I've had one graduate student who completed a dissertation under my direction. So, yeah, if you know who I am you can find out who my student is, I know: I have nothing but good things to say about my student, and I don't think I'm going to say anything that violates Stu's privacy, and this has general implications.
My student will be in the UK this summer, and wants to visit some manuscripts. I am totally in favor of this, of course. Love the lovely manuscripts! And I'm happy to write a letter of recommendation to assert that Stu Dent did indeed complete a dissertation under my direction, blah blah knows how to behave in libraries blah blah please extend all courtesy to Stu etc etc. Stu has questions, of course, about how all this works. So I have gone with Stu to a local Rare Books Room (that is, not LRU's) to demonstrate how this sometimes works. I also try to provide guidance like "send an e-mail that says when you will be there and ask if you can have access to what you want to see, using shelfmarks."

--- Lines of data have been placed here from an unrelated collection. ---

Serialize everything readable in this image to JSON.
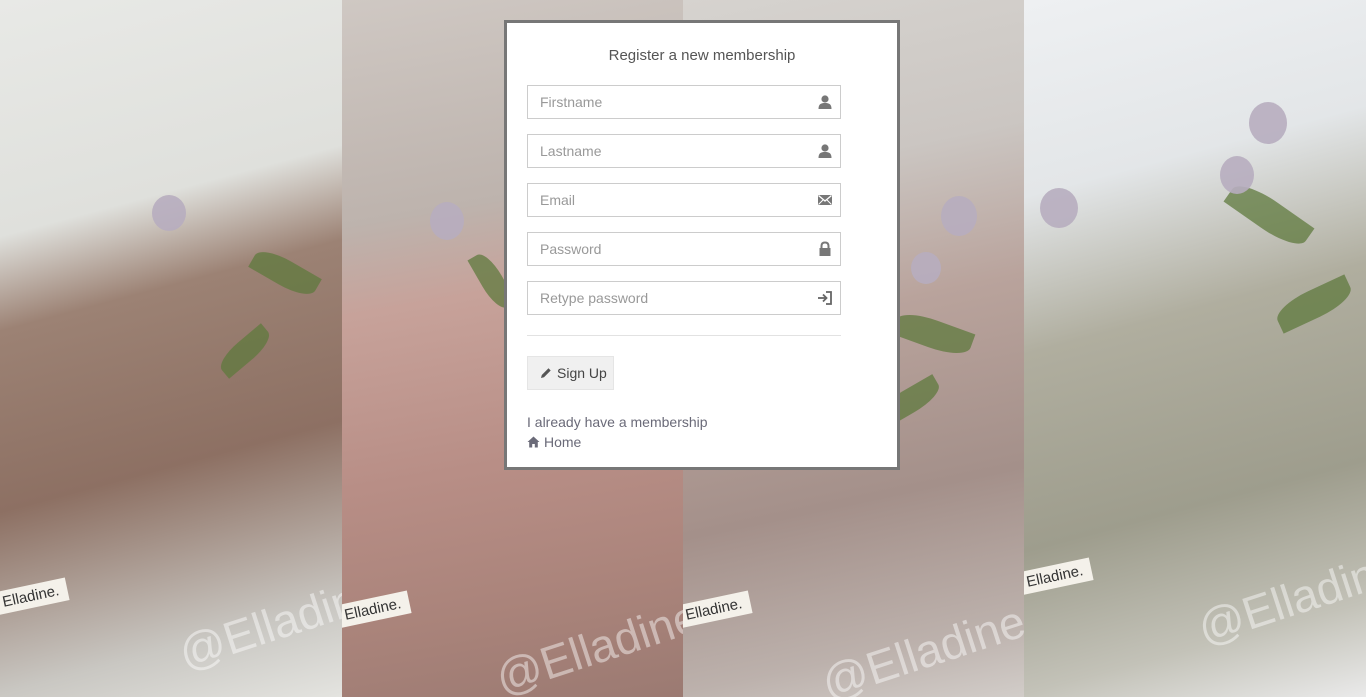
{
  "register": {
    "title": "Register a new membership",
    "fields": [
      {
        "placeholder": "Firstname",
        "value": "",
        "icon": "user-icon"
      },
      {
        "placeholder": "Lastname",
        "value": "",
        "icon": "user-icon"
      },
      {
        "placeholder": "Email",
        "value": "",
        "icon": "envelope-icon"
      },
      {
        "placeholder": "Password",
        "value": "",
        "icon": "lock-icon"
      },
      {
        "placeholder": "Retype password",
        "value": "",
        "icon": "login-icon"
      }
    ],
    "signup_label": "Sign Up",
    "membership_link": "I already have a membership",
    "home_link": "Home"
  },
  "background": {
    "brand_label": "Elladine.",
    "watermark": "@Elladine"
  },
  "colors": {
    "box_border": "#777777",
    "link": "#6a6a78",
    "button_bg": "#f0f0f0"
  }
}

"Ask" is a key word, and it's polite to use the library's method of referring to their holdings, rather than the nickname scholars may use. I have known snowflake-students for whom I might have found it expedient to dictate the e-mail, for fear of an overly-entitled demand to see restricted material, but this Stu is not one of them. (Come to think about it, if someone acted that entitled, I might not write in support. I'll have to think about that.)
But at a certain point, I say "Here's the URL for the website; poke around and find the address for the reading room you need, and the information about applying for cards." Or even, "I haven't been there myself, so do a web search for the library and see if you can find the information you need."
I think this is appropriate. Stu is now Dr. Stu, after all, and is perfectly capable of doing web searches. It's not that Stu expects me to do Stu's work; it's more that Stu is awed, excited, and nervous at the prospect of seeing Actual.Real.Six Hundred Year Old.Manuscripts!! (as one is), and wants to be sure nothing happens to ruin that prospect. So I want to be helpful and calming, but there is a limit to what I can or should do for Stu. Dr. Stu is going to have to go through the same process the rest of us go through.
I guess what worries me, a little, is that Stu thinks I'm someone special and important because I have been in these libraries and seen these materials, and I'm not. I mean, obviously I have a Ph.D. and certain training, but it's not as if my name means anything at all to Bruce Barker-Benfield. I have no "pull." I'm just one more obscure American scholar who has gone through the interviews with the gatekeepers to achieve a reader's card at various Significant Libraries.
In other words, to borrow from dear Miss Austen, I am a gentleman and Stu is a gentleman's daughter, and thus far we are equal. It's not as if my professors went with me anywhere but our own Ivy Library; they wrote letters of recommendation, but I don't recall any other specific advice about how to approach libraries and librarians.
On the other hand, their names and that of my alma mater opened more doors than my name and LRU's can do, and so, given that I do not personally have any particular clout, perhaps I do owe my students more individual help than my professors offered me.